Second, supervisors can adjust their monetary policy frameworks to support Paris-aligned finance flows more broadly, such as by introducing green differentiated capital requirements that favour Paris-aligned lending practices and penalise misaligned ones.
Third, central banks can look beyond capital reallocation and towards capital mobilisation. The NGFS recently published its concept note for an upcoming handbook on scaling up blended finance, arguing that central banks play a crucial role in building an attractive investment environment for such instruments to function by harmonising regulatory approaches, including minimum reporting requirements in transition plans.
Central banks in the sprint to COP28
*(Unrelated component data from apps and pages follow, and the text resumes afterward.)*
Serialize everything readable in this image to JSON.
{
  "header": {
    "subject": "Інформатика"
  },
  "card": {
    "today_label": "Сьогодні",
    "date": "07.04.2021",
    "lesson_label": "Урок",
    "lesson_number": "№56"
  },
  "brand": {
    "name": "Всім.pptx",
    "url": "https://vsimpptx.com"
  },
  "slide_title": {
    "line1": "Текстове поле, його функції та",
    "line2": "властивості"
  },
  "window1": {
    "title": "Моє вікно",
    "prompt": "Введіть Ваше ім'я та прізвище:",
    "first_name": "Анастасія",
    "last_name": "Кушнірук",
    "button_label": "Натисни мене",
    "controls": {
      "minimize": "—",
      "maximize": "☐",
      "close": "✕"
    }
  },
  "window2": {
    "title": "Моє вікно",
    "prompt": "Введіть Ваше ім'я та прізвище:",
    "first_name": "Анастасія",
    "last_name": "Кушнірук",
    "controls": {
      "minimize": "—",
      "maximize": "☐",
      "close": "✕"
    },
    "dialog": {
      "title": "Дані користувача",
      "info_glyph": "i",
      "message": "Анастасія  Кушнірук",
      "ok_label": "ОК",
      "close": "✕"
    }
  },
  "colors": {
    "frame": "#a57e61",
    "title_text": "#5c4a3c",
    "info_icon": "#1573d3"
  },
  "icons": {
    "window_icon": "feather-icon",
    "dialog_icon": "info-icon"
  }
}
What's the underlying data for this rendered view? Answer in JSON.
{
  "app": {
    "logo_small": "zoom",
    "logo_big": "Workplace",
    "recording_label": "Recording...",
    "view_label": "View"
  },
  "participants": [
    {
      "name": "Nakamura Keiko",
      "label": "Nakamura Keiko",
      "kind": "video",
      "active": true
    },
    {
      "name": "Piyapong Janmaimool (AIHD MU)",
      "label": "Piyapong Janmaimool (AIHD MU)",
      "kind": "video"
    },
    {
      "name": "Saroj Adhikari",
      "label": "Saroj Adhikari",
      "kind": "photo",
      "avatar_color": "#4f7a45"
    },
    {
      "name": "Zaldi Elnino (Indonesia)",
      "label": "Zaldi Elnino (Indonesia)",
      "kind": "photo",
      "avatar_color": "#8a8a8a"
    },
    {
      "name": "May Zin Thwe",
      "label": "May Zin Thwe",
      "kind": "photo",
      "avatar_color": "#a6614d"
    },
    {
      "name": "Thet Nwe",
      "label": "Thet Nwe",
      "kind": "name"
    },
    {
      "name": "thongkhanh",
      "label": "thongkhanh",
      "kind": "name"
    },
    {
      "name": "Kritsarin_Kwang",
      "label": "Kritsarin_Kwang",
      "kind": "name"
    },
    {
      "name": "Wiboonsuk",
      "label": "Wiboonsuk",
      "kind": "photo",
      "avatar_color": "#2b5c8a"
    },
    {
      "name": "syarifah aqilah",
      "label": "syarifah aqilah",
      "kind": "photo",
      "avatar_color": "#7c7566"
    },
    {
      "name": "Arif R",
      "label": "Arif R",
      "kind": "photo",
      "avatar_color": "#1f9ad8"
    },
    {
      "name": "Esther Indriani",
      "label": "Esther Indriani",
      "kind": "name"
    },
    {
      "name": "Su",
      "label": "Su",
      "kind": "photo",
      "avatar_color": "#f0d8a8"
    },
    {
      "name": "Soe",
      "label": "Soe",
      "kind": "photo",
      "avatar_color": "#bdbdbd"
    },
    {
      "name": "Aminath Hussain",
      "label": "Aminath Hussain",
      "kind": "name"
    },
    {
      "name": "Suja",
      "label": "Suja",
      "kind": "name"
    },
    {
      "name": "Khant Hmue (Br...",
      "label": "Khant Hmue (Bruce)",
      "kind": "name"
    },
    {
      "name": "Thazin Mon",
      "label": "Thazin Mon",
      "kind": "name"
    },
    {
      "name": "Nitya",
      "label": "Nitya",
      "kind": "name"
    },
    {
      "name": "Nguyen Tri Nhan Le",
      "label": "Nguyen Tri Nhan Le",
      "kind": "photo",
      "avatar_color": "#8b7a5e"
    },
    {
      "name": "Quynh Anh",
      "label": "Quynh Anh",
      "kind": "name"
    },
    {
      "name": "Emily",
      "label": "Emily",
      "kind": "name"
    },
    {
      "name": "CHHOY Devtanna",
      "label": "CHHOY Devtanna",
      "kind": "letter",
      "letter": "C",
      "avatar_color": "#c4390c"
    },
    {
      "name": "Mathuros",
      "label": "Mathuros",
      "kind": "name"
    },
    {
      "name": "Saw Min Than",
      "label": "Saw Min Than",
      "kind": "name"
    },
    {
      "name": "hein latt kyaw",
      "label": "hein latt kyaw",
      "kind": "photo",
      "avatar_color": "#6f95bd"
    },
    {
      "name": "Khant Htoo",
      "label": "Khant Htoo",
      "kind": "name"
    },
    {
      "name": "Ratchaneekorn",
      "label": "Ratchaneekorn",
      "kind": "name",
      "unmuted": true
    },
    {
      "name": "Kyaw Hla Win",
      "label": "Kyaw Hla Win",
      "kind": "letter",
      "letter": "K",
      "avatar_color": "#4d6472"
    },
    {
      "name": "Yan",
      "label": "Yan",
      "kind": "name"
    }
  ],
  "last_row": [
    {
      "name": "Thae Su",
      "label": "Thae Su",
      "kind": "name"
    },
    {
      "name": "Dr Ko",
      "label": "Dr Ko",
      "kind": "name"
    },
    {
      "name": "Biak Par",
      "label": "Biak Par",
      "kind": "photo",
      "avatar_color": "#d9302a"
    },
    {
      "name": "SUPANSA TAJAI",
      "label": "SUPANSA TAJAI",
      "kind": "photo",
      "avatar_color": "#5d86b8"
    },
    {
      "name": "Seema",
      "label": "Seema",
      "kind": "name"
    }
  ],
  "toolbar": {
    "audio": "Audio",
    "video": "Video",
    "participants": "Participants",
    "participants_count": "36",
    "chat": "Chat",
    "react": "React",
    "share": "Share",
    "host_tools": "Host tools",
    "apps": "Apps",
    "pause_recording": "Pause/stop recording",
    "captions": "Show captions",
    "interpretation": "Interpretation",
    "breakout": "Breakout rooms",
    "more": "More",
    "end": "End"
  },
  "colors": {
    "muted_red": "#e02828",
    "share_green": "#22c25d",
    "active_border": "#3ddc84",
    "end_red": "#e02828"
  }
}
There are practical and policy limits to what central banks can do to support the ‘making finance flows consistent’ agenda under Article 2.1(c). For example, they may not have the sustainability mandate to take a more proactive stance. But mandates can be changed, and the United Kingdom’s submission on 2.1(c) calls for a central bank mandate reform that includes mention of the Paris temperature and adaptation goals.
For central banks in emerging markets and developing economies, there is a deeper issue at stake: it is not possible to realign finance flows where they hardly exist in the first place. As set out in the NGFS submission, central banks cannot compensate or “substitute for firms or households in their investment and consumption decisions nor compensate for gaps in climate policies”. They are also unable to regulate the behaviour of informal enterprises or private equity. This means that there needs to be a strong linkage between their climate finance commitments, and that their mandate can support financial inclusion. A recent paper from the INSPIRE research alliance set out the latest thinking on what inclusive green finance (IGF) could involve. For example, IGF policy approaches can steer capital directly to climate-vulnerable segments of the economy in alignment with adaptation objectives, by offering credit guarantee schemes to micro, small and medium-sized business borrowers in relevant sectors, for instance. Progress on Article 2.1(c) will be assessed as part of the first global stocktake (GST) at COP28 in Dubai, an audit of the world’s collective progress against the goals of the Paris Agreement. Central bank activities and policies demonstrate that they can align their agendas on ‘greening the financial system’ and ‘making finance flows consistent’ to support the implementation of Article 2.1(c). The second meeting on implementing the article, to be held under the Sharm el-Sheikh dialogue in October, offers another chance to recognise this role and harness central banks’ ability to unlock progress on the long-term finance goal ahead of the COP in Dubai from 30 November.